Vazhaipoo Vadai is really special, it symbolises traditional Tamil cooking to me. I am not the only one who feels that way, even Rajeev Menon does. I love it that in “Kandukondaen Kandukondaen” Mammooty and Manivannan search all over town for Srividhya and family but are unable to find them and then they’re at a hotel and they order Vazhaipoo vadai. They taste the Vazhaipoo vadai and immediately ask to see the person who made the vadais as they know the distinctive taste of the Vazhaipoo vadai, they know that it has to be Srividhya who made those vadais. The Vazhaipoo vadai plays a key role in “Kandukondaen Kandukondaen”, definitely more important than Abbas’s role. The director did not choose Molagga bajji, Bonda or Masala vadai, he chose Vazhaipoo vadai, because it’s special, it’s sophisticated (you won’t find Vazhaipoo vadais in tea kadais), and it is made differently in different families.

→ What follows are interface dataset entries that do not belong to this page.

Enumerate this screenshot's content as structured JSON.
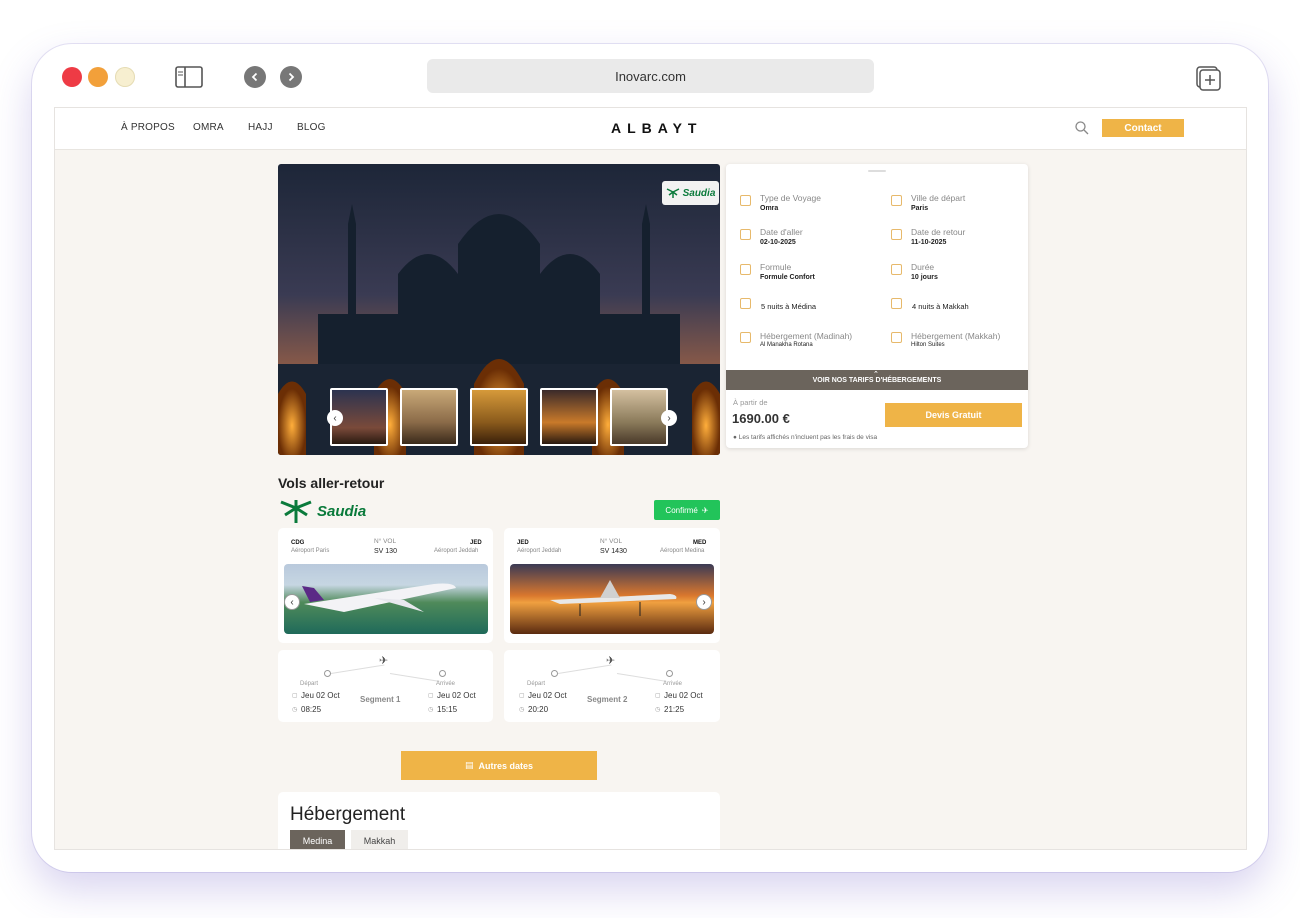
{
  "browser": {
    "url": "Inovarc.com"
  },
  "nav": {
    "links": [
      "À PROPOS",
      "OMRA",
      "HAJJ",
      "BLOG"
    ],
    "logo": "ALBAYT",
    "contact": "Contact"
  },
  "hero": {
    "badge": "Saudia"
  },
  "trip": {
    "type_label": "Type de Voyage",
    "type_value": "Omra",
    "city_label": "Ville de départ",
    "city_value": "Paris",
    "depart_label": "Date d'aller",
    "depart_value": "02-10-2025",
    "return_label": "Date de retour",
    "return_value": "11-10-2025",
    "formule_label": "Formule",
    "formule_value": "Formule Confort",
    "duree_label": "Durée",
    "duree_value": "10 jours",
    "nights_medina": "5 nuits à Médina",
    "nights_makkah": "4 nuits à Makkah",
    "heb_med_label": "Hébergement (Madinah)",
    "heb_med_value": "Al Manakha Rotana",
    "heb_mak_label": "Hébergement (Makkah)",
    "heb_mak_value": "Hilton Suites",
    "rates_bar": "VOIR NOS TARIFS D'HÉBERGEMENTS",
    "from_label": "À partir de",
    "price": "1690.00 €",
    "note": "Les tarifs affichés n'incluent pas les frais de visa",
    "devis": "Devis Gratuit"
  },
  "flights": {
    "title": "Vols aller-retour",
    "airline": "Saudia",
    "status": "Confirmé",
    "segments": [
      {
        "from_code": "CDG",
        "from_name": "Aéroport Paris",
        "vol_label": "N° VOL",
        "vol": "SV 130",
        "to_code": "JED",
        "to_name": "Aéroport Jeddah",
        "dep_label": "Départ",
        "arr_label": "Arrivée",
        "dep_date": "Jeu 02 Oct",
        "dep_time": "08:25",
        "arr_date": "Jeu 02 Oct",
        "arr_time": "15:15",
        "name": "Segment 1"
      },
      {
        "from_code": "JED",
        "from_name": "Aéroport Jeddah",
        "vol_label": "N° VOL",
        "vol": "SV 1430",
        "to_code": "MED",
        "to_name": "Aéroport Medina",
        "dep_label": "Départ",
        "arr_label": "Arrivée",
        "dep_date": "Jeu 02 Oct",
        "dep_time": "20:20",
        "arr_date": "Jeu 02 Oct",
        "arr_time": "21:25",
        "name": "Segment 2"
      }
    ],
    "other_dates": "Autres dates"
  },
  "hebergement": {
    "title": "Hébergement",
    "tabs": [
      "Medina",
      "Makkah"
    ]
  },
  "colors": {
    "accent": "#efb447",
    "green": "#22c45a",
    "dark": "#6b645c"
  }
}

Picking the Vazhaipoo (banana flower) is a little time consuming, but the rest of the process is quite straightforward like your other vadais. I picked the florets the previous night and immediately dumped them in buttermilk to avoid discolouration. I put the entire thing in the fridge (florets, buttermilk and all) and then used it the next morning to make the vadais. There are a couple of ways we make these vadais – the recipe I am posting today uses Channa dal (kadalai paruppu) and this is how we make it in my husband’s place. My mom used pottukadalai (roasted gram) instead of Channa dal which I’ll post some other time. The Channa dal version I am posting today looks and tastes closer to a masala vadai. These vadais are made quite thin and the vazhaipoo florets in this recipe are not ground fine so you can taste the crispy fried vazhaipoo bits when you bite into a vadai. I love vazhaipoo vadai. I am slightly partial to my mom’s pottu-kadalai version but this Channa-dal version tastes great too and I have to consciously control my hands while making these vadais. I tend to munch on vadais and deep-fried snacks involuntarily while making them.
Prep time: 30 mins Cooking time: 20 mins Makes: 25-30 vadais
Vazhapoo (Banana Flower) – 1 florets picked and immediately dunked in buttermilk Kadalai Paruppu/Channa dal – ¾ cup soaked in water for an hour Onion – 2 medium chopped fine Green chillies – 2-3 Garlic with peel – 6-8 pods Fennel seeds/Sombu – 2 tsp Coriander leaves – ¾ cup leaves finely chopped Salt to taste Oil for deep frying
1.Pick the florets from the vazhaipoo and immediately dunk in buttermilk to avoid discolouration. As you peel away the big maroon petals, you’ll find thin cream coloured florets at the base of the flower. These are the florets that you’ll be using in your vadai. Pluck these florets. These florets will contain the cream coloured outer covering, a small transparent, plastic like flap in front (which needs to be discarded) and thin strands inside. Among these thin strands you’ll find one which is thin filament like with a slightly bulging top (needs to be discarded). Pluck the florets and discard the plastic flap and the filament inside. Dunk the rest in buttermilk. Set aside or refrigerate if you’re using it the next day.
2.Grind the soaked channa dal along with salt and very little water to a coarse paste. Set aside.
3.Grind together green chillies, garlic and fennel seeds to a coarse paste. Set aside.
4.Drain the buttermilk and squeeze out the liquid and grind/pulse the vazhaipoo florets just for half a minute or so. The florets should just be minced but not ground fine.
5.Mix together ground vazhaipoo, channa dal, green chilli masala and finely chopped coriander leaves and mix well. Taste and adjust salt. Don’t add water. The consistency of the vadai mixture should be similar to that of the masala vadai.
6.Heat oil in a kadai. Wet your palms lightly, take small lemon sized balls of the vadai mixture and make thin discs on your palm. Slide gently into the oil when the oil is hot. Cook on medium-high till the vadais are cooked through and golden. Continue deep-frying in batches. Remove onto absorbent paper. Serve hot.
1.Picking the vazhaipoo florets can stain your hands. So oil your hands before and wash with salt after you’re done picking.
2.While buying vazhaipoo, lift the outermost petal of the flower to peek at the florets within. These florets should be cream in colour. If they’re brown or black they’re no good, don’t buy them.
3.Soak the vazhaipoo florets in buttermilk to avoid browning. You can leave the buttermilk soaked florets overnight in the refrigerator.
4.As you get to the centre of the flower, the florets get smaller and smaller. Here you may not find the plastic flap like covering at all. Just pinch the top bulb like portion to remove the filament and use the rest. The teeny tiny florets inside you can use as is without discarding any part of them.